───── Given data

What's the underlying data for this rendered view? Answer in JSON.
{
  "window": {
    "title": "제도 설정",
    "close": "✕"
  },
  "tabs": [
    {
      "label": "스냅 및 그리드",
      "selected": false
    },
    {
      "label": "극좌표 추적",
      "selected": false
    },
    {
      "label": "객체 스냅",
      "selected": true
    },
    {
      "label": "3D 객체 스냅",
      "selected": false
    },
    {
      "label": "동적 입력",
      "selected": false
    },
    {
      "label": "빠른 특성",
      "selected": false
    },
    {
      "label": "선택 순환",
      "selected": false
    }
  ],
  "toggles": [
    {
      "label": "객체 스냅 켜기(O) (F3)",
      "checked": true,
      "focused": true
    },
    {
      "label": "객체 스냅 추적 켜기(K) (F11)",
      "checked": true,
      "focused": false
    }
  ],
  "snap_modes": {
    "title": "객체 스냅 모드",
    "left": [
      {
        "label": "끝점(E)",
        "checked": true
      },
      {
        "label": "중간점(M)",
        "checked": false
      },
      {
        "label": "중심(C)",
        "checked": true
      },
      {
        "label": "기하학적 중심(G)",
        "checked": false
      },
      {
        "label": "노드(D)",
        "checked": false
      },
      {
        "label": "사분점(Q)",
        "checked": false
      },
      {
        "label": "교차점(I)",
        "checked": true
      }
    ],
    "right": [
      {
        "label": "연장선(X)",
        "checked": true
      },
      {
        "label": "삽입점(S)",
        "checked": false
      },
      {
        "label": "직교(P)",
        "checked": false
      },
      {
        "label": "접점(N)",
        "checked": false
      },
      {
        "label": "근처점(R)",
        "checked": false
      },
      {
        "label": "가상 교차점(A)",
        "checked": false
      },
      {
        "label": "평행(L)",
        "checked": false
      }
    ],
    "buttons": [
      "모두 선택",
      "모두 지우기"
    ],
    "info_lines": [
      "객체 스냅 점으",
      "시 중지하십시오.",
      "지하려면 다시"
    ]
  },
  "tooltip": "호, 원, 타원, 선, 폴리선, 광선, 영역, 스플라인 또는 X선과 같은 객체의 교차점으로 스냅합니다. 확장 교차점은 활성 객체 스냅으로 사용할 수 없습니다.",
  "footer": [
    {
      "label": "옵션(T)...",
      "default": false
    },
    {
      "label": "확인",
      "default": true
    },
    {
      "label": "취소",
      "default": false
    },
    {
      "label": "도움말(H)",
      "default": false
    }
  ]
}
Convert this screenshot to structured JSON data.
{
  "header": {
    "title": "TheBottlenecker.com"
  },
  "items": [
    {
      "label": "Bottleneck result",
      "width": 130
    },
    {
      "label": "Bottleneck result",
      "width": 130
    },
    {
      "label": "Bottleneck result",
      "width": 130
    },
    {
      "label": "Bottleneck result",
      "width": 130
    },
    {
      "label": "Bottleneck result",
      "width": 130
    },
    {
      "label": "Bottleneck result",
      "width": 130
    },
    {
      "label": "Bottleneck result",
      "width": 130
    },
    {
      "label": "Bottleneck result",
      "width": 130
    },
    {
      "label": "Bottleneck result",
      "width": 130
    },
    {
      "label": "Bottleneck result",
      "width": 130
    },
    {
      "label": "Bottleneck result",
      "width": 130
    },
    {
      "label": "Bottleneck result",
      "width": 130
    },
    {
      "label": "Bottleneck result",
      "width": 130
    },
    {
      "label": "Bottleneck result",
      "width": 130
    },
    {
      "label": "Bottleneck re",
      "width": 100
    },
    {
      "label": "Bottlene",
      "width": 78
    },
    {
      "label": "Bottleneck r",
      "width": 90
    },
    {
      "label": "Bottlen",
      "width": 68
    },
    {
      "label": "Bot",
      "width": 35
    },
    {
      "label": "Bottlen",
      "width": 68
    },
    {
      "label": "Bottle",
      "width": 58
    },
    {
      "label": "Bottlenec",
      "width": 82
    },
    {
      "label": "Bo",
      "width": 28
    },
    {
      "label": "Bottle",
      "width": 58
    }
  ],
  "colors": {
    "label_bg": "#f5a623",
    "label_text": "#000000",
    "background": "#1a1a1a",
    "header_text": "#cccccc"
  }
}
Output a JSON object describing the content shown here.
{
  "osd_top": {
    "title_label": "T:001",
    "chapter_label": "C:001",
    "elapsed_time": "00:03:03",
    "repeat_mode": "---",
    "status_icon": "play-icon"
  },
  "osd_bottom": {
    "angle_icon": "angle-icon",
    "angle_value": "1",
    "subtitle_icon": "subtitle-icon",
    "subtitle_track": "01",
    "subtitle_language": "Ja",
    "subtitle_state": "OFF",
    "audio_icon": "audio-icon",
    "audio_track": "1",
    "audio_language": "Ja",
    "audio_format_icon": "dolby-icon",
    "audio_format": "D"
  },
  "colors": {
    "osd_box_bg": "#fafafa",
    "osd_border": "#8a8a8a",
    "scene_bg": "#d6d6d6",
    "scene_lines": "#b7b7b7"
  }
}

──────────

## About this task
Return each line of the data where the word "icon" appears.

## Solution to the exercise
    "status_icon": "play-icon"
    "angle_icon": "angle-icon",
    "subtitle_icon": "subtitle-icon",
    "audio_icon": "audio-icon",
    "audio_format_icon": "dolby-icon",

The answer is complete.